# Aim of the task
Scan the listing for the word "JSON", and copy out each line where it is found.

# Data
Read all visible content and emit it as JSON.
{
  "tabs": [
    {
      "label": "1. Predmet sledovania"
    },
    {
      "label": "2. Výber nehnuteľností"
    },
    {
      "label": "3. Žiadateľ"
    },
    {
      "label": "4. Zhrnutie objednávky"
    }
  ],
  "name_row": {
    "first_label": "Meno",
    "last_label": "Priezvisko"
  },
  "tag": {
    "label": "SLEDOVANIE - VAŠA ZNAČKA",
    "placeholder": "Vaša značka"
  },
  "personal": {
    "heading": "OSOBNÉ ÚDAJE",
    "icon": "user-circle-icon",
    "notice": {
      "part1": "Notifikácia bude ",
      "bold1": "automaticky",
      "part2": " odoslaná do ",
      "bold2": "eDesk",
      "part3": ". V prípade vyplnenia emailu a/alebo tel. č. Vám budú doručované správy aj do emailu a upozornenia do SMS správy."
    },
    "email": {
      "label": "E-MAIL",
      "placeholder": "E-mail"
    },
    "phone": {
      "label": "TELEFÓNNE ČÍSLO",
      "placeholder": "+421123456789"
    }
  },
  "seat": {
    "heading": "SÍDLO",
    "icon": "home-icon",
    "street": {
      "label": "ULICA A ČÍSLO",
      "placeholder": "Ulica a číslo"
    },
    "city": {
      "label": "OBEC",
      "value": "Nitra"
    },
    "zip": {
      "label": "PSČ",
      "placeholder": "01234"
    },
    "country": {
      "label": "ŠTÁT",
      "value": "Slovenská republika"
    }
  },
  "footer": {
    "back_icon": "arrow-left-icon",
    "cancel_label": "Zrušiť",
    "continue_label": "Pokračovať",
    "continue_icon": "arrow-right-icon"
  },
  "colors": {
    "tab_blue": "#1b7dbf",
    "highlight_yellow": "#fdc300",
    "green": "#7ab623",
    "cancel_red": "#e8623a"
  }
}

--

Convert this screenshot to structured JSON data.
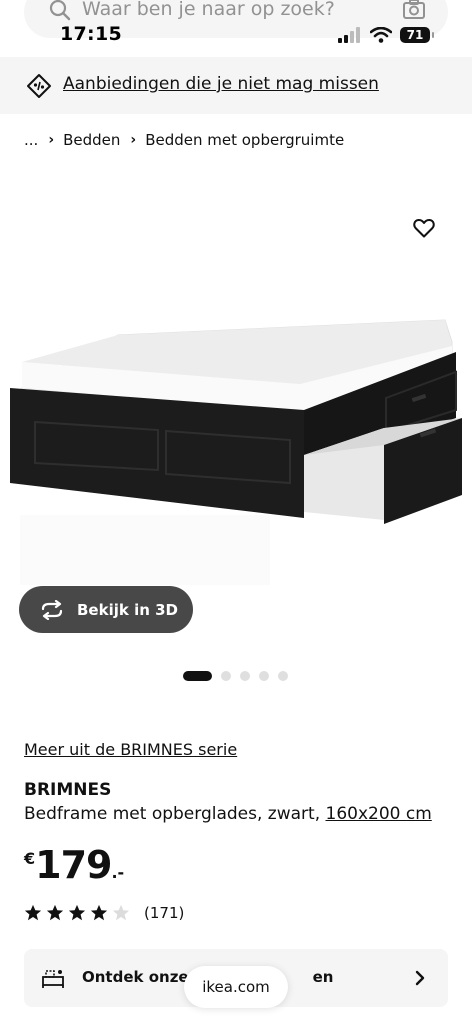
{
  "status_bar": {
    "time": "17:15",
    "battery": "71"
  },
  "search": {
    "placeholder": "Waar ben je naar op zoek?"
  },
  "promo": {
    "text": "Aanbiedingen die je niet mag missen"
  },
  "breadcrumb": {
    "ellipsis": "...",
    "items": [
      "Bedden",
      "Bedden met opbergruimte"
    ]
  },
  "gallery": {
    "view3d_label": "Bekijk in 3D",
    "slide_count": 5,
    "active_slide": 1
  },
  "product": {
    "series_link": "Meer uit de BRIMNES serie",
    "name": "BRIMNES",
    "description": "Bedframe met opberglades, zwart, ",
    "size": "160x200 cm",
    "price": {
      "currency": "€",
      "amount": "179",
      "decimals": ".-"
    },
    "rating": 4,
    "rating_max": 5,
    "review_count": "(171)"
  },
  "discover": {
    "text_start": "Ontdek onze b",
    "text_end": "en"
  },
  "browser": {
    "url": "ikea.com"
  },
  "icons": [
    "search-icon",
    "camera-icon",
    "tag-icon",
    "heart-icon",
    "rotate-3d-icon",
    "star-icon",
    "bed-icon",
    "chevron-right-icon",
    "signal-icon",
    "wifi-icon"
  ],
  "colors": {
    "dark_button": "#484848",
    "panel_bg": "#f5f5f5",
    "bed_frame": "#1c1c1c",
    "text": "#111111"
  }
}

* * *

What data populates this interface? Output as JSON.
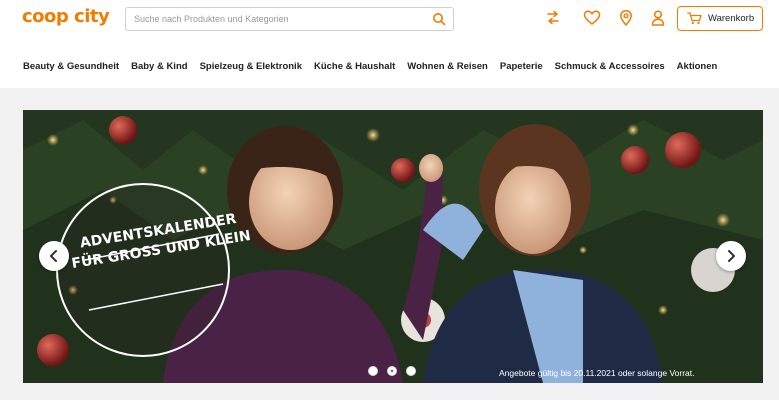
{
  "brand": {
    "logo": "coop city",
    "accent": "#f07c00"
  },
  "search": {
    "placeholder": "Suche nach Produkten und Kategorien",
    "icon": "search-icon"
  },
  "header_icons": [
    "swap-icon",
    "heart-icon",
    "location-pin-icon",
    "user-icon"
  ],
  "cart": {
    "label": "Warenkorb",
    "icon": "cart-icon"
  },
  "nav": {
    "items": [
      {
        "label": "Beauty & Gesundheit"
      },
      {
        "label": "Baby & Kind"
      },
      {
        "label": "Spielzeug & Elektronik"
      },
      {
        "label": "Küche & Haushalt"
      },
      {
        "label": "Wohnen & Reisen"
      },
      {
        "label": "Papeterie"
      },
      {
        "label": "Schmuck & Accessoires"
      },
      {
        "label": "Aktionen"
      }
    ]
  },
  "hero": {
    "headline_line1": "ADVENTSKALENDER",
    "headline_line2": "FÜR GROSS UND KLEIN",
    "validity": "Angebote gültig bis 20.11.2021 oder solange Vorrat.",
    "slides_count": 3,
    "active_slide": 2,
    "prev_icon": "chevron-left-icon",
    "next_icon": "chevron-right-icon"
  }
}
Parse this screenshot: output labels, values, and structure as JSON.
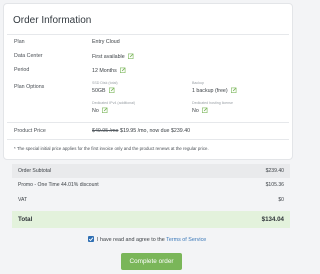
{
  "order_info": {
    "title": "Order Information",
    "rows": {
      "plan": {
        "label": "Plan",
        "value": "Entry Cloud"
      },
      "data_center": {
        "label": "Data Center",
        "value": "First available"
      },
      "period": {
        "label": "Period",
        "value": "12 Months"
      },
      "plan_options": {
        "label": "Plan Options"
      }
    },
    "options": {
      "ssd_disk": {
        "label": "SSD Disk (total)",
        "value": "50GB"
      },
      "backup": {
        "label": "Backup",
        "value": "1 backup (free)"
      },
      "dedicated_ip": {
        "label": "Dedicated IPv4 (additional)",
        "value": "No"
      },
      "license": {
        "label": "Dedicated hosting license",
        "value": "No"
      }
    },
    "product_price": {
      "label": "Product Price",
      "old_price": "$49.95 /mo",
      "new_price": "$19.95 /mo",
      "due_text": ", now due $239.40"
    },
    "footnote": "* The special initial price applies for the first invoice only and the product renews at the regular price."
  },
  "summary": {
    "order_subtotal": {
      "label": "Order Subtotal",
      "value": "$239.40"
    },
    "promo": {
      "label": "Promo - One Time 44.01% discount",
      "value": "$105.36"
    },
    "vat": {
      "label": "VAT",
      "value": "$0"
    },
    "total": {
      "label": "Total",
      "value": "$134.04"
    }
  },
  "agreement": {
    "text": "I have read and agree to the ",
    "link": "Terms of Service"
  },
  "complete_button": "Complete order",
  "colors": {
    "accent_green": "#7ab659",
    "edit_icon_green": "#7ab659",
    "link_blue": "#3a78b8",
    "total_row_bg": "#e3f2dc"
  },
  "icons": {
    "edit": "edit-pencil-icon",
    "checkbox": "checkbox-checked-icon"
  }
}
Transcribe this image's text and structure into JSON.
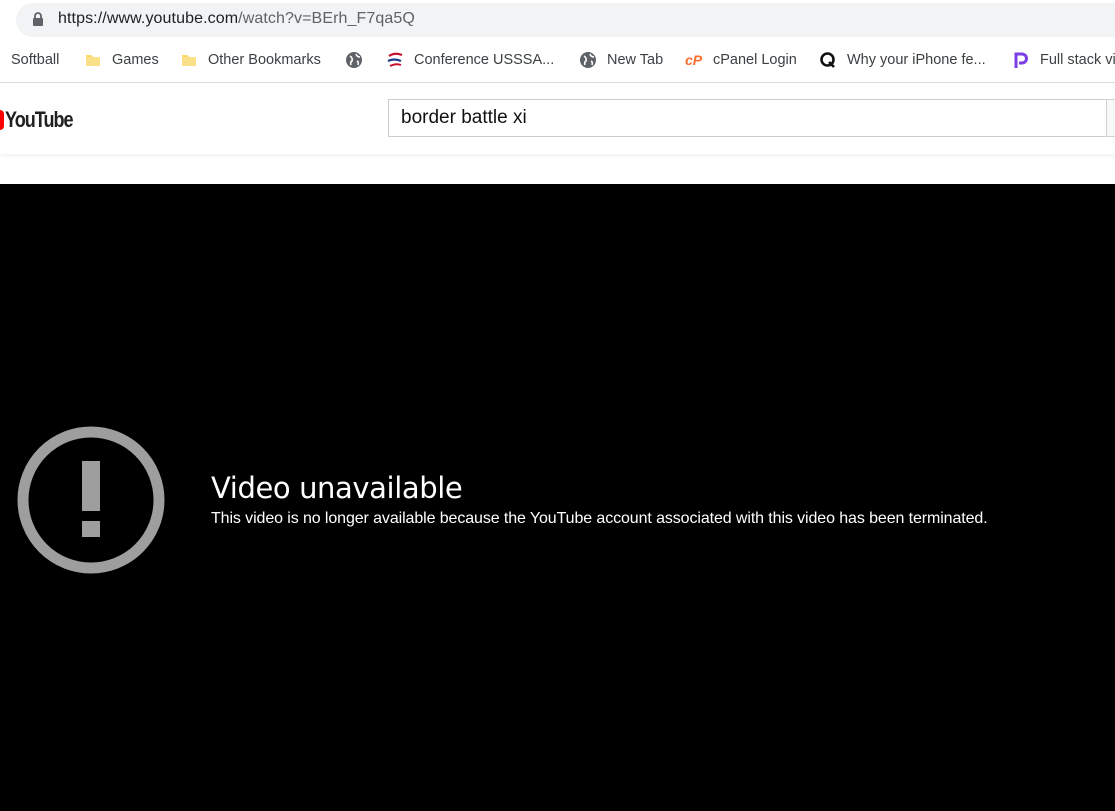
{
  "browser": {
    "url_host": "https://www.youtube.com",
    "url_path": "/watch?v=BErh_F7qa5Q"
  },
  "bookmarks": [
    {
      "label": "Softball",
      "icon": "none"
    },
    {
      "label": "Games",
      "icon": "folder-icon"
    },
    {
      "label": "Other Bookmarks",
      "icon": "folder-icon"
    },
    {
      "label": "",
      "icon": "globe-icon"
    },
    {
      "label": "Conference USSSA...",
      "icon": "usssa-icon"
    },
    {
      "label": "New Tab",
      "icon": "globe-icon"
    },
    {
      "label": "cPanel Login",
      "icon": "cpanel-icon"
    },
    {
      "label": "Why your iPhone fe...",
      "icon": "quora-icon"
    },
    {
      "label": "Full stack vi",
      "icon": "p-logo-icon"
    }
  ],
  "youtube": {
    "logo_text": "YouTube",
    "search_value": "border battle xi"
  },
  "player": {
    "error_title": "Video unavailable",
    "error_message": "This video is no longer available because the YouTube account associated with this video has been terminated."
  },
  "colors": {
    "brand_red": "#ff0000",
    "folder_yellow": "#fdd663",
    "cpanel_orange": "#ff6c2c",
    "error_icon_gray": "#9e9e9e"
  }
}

# Solution for this problem
Read all visible content and emit it as JSON.
Convert this screenshot to structured JSON data.
What data populates this interface? Output as JSON.
Parse this screenshot: output labels, values, and structure as JSON.
Transcribe this image's text and structure into JSON.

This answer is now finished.